PROBLEM: Search the listing below for the word "color" and return each line that contains it.
+-------+
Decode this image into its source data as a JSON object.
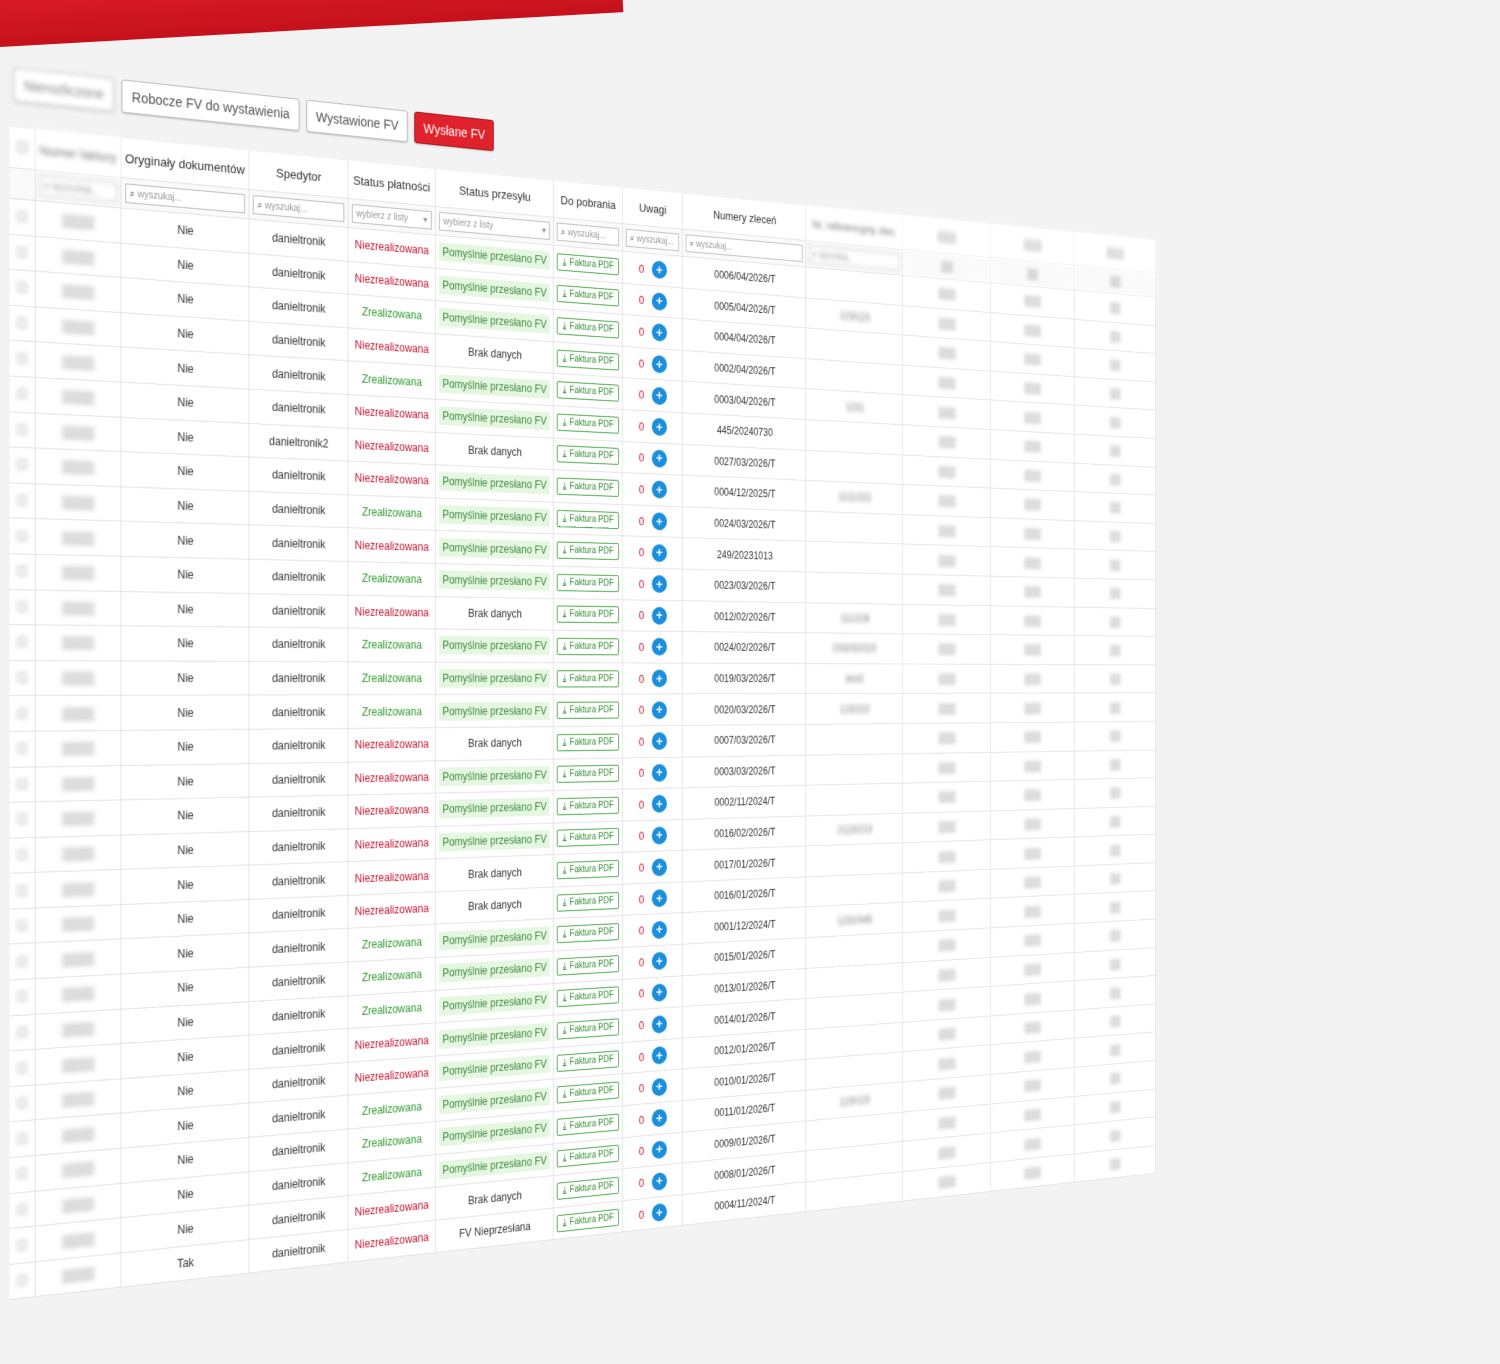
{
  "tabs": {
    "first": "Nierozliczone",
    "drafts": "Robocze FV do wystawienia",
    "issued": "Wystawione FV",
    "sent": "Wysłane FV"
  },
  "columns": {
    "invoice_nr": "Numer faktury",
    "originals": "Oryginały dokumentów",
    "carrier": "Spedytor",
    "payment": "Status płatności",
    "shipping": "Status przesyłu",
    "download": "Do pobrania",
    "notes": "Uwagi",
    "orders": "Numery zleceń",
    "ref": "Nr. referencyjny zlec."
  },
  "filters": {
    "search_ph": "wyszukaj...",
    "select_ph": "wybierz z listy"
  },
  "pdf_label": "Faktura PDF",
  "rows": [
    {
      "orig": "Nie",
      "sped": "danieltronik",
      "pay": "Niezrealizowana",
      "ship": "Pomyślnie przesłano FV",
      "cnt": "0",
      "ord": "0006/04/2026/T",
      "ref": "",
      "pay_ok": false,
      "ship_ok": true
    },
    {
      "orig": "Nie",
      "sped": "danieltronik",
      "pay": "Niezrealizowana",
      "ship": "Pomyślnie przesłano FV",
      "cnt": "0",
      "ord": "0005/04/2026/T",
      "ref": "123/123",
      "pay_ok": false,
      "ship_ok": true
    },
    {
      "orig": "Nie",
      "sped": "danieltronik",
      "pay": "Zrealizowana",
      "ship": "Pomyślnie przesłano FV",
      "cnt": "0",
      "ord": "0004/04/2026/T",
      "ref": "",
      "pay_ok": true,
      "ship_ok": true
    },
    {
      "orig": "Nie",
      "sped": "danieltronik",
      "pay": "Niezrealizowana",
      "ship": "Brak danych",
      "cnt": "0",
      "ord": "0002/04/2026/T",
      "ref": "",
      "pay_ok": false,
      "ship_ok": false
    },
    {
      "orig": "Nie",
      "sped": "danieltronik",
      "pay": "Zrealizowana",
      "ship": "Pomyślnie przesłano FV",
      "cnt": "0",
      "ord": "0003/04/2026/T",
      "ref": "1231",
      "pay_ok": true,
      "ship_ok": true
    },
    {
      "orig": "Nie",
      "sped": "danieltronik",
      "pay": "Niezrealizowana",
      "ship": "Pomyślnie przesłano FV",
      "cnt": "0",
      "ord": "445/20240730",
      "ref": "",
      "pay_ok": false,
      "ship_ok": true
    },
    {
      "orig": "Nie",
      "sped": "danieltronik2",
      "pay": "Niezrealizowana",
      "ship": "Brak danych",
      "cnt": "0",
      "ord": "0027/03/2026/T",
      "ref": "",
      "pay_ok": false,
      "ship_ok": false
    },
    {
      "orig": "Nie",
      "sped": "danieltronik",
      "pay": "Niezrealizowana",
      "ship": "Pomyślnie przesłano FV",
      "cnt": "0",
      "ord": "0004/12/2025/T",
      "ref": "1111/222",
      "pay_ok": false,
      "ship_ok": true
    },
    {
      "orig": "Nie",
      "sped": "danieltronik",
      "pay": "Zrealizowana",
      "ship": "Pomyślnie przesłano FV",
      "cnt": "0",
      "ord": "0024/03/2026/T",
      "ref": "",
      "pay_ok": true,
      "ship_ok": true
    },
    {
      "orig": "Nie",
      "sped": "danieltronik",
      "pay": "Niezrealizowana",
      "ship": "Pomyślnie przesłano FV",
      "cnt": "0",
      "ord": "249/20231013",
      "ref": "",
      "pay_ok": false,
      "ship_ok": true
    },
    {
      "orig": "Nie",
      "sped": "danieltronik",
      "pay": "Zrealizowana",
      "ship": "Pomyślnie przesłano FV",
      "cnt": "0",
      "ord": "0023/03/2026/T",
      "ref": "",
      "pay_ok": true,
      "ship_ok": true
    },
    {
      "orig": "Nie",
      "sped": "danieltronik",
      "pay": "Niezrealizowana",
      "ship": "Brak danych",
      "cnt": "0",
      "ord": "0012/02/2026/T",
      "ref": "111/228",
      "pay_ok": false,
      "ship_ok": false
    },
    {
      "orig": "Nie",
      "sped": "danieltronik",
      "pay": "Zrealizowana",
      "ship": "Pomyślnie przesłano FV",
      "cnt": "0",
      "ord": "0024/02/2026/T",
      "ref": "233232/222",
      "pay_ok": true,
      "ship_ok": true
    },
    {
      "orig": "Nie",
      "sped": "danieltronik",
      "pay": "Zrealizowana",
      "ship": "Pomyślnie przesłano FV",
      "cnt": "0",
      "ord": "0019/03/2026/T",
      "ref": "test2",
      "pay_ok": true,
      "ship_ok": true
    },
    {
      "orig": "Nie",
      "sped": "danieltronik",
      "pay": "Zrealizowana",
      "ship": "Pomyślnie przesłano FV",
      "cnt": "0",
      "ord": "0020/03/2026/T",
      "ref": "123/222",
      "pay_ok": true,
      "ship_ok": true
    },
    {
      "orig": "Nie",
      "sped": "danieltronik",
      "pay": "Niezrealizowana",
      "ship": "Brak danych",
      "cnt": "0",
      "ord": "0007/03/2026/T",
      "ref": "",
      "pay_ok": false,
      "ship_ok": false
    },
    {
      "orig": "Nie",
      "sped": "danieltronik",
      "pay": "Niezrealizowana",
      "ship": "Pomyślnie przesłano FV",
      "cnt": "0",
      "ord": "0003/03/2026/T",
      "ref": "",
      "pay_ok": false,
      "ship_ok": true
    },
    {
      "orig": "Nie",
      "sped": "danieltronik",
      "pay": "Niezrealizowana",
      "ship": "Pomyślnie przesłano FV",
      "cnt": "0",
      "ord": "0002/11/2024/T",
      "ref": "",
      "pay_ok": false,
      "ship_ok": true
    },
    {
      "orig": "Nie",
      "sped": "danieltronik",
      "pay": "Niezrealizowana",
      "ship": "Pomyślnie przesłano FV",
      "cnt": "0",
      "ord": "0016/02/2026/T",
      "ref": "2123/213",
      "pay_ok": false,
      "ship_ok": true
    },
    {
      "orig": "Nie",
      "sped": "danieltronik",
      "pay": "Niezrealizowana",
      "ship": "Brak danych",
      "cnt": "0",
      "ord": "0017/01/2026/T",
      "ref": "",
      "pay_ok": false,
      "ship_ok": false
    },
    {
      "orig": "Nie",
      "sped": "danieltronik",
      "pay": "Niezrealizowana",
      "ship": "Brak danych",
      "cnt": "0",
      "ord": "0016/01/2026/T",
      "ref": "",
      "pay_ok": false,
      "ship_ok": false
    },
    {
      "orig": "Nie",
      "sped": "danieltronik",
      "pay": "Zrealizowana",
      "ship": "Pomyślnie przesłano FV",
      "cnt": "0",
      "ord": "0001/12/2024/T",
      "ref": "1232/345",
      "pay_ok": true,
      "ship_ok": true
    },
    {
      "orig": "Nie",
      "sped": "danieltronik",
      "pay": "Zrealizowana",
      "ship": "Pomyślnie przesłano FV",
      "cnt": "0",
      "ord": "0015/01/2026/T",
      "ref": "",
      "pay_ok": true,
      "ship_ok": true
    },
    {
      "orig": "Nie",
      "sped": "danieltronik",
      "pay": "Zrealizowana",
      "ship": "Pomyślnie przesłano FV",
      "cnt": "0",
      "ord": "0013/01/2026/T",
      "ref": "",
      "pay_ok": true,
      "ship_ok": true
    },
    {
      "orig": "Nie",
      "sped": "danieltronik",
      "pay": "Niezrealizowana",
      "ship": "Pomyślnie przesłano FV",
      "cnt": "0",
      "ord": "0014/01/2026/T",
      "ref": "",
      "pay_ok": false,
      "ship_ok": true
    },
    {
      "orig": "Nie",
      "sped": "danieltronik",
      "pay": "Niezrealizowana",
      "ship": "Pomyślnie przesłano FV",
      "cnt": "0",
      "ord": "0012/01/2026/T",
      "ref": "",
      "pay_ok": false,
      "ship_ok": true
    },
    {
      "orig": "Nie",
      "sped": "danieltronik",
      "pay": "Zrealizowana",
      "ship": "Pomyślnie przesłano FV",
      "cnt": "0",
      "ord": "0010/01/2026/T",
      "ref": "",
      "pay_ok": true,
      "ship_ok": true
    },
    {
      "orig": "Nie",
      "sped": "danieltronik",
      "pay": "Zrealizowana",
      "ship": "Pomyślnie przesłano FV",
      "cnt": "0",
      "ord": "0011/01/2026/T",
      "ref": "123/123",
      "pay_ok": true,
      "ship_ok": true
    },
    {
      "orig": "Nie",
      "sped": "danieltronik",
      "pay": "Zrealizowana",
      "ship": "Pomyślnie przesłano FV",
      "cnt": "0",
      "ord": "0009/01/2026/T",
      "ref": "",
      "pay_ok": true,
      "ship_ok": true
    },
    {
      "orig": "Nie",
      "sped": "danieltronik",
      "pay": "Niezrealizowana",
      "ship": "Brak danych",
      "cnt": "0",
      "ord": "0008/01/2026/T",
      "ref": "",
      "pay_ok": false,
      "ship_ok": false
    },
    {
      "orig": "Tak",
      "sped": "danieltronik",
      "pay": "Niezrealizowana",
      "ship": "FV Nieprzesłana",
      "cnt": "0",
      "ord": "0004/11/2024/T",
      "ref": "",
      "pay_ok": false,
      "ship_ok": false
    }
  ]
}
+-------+
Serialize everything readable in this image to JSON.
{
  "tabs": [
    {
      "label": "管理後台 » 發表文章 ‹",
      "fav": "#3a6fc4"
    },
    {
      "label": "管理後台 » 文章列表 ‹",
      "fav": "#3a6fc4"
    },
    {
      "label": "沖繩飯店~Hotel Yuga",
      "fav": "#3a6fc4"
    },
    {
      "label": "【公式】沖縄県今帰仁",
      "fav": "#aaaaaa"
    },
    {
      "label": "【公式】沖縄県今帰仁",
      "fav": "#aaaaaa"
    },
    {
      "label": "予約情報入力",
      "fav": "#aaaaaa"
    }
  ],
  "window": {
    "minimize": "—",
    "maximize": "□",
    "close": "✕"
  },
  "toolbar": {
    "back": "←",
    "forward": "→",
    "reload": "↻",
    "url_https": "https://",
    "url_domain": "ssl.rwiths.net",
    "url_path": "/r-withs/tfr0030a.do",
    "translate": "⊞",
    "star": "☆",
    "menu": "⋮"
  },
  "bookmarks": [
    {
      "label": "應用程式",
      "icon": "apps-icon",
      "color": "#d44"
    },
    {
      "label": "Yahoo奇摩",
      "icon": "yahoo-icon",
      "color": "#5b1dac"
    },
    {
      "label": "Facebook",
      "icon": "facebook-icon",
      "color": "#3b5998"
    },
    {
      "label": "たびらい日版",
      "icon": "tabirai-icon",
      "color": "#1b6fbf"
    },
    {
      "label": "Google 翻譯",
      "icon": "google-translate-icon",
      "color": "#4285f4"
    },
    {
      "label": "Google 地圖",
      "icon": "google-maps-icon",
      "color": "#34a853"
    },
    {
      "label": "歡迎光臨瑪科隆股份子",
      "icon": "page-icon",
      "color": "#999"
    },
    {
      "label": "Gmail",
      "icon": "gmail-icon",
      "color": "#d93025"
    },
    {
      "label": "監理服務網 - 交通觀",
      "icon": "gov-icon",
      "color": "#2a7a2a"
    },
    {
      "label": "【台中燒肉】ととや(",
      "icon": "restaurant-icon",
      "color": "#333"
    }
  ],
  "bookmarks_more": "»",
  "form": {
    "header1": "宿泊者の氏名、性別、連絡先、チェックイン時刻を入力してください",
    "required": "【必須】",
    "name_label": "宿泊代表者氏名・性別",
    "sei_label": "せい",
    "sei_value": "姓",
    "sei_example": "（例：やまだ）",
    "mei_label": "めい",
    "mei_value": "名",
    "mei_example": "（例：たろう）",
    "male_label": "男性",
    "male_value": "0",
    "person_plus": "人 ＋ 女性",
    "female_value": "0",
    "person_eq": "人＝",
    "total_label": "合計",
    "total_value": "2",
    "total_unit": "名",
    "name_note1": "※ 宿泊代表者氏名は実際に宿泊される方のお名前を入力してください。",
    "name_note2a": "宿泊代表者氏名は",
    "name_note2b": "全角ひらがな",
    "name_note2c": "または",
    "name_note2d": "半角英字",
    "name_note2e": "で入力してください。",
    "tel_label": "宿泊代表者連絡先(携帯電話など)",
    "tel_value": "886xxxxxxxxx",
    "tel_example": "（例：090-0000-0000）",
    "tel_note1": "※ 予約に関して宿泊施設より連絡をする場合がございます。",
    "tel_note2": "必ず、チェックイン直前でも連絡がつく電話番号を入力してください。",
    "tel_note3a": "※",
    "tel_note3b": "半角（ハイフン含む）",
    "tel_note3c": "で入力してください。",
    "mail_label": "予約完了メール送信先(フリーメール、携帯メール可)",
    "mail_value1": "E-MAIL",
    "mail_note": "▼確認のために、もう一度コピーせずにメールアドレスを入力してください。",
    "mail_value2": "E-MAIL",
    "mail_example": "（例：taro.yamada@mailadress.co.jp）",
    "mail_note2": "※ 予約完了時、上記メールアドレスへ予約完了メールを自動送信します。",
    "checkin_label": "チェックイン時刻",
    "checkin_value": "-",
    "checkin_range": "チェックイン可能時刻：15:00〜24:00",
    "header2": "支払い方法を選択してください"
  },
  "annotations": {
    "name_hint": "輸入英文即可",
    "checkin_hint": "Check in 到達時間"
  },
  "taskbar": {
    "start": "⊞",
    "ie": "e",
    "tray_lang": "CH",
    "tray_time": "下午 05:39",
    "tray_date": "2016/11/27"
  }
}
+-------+
TASK OUTPUT:
      "color": "#d44"
      "color": "#5b1dac"
      "color": "#3b5998"
      "color": "#1b6fbf"
      "color": "#4285f4"
      "color": "#34a853"
      "color": "#999"
      "color": "#d93025"
      "color": "#2a7a2a"
      "color": "#333"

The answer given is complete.